[Information provided]

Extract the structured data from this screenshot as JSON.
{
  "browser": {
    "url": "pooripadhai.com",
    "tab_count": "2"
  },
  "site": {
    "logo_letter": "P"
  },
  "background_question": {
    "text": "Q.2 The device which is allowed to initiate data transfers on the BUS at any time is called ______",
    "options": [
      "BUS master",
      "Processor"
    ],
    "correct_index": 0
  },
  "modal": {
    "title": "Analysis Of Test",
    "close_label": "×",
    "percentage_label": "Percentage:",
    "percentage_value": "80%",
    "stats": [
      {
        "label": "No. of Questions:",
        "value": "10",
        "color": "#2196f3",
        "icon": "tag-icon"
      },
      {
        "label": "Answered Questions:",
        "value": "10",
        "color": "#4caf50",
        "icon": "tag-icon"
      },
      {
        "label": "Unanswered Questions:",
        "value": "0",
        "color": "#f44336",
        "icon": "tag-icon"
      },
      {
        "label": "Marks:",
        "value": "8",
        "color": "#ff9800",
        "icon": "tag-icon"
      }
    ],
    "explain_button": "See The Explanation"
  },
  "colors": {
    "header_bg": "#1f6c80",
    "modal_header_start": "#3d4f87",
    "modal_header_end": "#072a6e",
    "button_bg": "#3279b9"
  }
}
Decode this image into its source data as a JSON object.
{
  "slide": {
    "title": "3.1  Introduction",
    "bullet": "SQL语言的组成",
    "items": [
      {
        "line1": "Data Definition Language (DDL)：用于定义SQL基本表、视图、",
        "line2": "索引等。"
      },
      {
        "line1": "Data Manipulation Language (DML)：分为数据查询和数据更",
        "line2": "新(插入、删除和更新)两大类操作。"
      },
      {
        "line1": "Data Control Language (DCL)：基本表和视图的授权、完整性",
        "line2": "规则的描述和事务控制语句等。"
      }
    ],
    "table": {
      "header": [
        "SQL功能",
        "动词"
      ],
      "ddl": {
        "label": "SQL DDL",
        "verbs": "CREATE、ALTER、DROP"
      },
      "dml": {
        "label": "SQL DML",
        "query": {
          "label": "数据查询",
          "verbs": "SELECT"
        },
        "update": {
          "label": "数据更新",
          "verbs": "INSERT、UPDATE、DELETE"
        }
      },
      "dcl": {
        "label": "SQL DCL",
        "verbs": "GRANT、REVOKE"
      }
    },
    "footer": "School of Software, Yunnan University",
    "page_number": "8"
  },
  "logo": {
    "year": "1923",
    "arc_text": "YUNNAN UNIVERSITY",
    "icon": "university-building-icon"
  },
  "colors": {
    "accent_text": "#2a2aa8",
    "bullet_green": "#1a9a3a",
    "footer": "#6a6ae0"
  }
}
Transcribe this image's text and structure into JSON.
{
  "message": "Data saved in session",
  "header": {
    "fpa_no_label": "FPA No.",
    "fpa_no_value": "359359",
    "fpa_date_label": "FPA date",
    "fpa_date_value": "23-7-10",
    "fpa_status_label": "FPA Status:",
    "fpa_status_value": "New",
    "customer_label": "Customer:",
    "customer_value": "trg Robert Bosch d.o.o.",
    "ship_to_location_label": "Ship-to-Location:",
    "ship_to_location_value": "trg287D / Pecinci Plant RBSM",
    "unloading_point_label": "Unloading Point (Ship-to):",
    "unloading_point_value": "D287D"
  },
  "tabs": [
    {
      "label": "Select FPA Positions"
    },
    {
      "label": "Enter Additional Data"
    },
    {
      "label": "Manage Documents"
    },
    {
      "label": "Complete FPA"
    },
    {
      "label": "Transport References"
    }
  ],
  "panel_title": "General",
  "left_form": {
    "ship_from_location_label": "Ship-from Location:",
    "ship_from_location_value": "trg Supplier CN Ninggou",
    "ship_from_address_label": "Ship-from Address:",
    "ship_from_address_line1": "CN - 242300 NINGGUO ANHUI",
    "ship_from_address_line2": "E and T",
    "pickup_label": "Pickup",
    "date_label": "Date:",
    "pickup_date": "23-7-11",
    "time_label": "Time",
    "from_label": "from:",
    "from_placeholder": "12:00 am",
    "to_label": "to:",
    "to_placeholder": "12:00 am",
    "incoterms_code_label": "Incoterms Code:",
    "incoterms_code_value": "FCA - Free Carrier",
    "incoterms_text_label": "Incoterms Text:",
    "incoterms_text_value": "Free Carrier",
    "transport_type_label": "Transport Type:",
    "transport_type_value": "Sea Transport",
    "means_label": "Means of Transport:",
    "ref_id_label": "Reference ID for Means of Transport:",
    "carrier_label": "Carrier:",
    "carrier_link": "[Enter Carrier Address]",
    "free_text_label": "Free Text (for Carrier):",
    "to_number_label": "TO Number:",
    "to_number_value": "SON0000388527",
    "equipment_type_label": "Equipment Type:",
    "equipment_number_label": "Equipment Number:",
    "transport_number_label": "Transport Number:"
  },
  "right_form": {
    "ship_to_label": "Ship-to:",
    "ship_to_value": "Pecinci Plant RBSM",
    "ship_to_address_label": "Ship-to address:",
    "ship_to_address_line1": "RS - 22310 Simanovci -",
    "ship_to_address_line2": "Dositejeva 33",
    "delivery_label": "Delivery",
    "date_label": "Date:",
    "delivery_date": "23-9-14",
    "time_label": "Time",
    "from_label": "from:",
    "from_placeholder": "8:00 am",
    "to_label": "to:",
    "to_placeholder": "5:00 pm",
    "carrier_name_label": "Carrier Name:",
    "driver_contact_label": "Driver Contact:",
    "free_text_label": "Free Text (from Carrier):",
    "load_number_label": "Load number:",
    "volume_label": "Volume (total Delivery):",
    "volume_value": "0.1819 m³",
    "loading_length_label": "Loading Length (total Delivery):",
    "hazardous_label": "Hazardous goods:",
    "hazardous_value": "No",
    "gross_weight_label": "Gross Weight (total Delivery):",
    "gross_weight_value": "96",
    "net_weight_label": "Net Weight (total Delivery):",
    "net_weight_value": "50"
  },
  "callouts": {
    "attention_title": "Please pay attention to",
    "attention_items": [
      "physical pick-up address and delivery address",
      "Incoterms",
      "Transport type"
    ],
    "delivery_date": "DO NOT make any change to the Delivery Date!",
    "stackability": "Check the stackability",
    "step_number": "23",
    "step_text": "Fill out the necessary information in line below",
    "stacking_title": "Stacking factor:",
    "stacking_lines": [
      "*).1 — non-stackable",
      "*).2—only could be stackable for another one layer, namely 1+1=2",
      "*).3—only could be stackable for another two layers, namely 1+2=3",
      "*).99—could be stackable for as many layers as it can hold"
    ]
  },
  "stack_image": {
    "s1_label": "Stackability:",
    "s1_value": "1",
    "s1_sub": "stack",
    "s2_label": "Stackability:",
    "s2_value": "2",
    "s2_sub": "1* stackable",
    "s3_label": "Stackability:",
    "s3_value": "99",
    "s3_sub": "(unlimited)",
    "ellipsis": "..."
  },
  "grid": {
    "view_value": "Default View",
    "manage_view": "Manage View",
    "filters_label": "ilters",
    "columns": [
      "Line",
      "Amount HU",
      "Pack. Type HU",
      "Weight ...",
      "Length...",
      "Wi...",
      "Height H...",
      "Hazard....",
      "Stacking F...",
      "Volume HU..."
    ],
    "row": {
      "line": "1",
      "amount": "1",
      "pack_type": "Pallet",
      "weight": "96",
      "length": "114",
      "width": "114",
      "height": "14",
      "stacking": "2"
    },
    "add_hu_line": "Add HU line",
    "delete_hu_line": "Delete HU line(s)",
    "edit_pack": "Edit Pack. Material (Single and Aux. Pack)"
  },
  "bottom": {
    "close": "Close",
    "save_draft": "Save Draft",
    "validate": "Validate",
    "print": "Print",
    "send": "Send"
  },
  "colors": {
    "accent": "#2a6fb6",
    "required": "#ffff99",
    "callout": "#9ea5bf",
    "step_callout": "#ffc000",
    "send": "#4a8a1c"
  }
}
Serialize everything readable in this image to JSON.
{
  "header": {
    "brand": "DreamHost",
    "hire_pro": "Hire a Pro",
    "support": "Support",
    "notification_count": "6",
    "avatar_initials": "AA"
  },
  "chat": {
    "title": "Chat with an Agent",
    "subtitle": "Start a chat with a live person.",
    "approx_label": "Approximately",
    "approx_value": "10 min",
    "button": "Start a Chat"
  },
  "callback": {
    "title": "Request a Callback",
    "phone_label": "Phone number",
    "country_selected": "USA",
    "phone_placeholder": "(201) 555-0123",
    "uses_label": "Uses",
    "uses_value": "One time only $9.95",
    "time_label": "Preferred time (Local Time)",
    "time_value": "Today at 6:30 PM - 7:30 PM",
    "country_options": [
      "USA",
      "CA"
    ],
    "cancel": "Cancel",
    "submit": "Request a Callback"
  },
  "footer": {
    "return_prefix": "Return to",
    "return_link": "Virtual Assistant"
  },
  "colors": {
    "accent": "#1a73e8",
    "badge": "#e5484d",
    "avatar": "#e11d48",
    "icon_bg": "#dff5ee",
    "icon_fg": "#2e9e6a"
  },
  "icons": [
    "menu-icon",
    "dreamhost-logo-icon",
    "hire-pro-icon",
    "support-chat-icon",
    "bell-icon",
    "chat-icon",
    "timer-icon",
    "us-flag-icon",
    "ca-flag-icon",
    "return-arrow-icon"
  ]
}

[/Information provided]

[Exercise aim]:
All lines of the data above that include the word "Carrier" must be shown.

[Solution for this exercise]:
    "incoterms_code_value": "FCA - Free Carrier",
    "incoterms_text_value": "Free Carrier",
    "carrier_label": "Carrier:",
    "carrier_link": "[Enter Carrier Address]",
    "free_text_label": "Free Text (for Carrier):",
    "carrier_name_label": "Carrier Name:",
    "free_text_label": "Free Text (from Carrier):",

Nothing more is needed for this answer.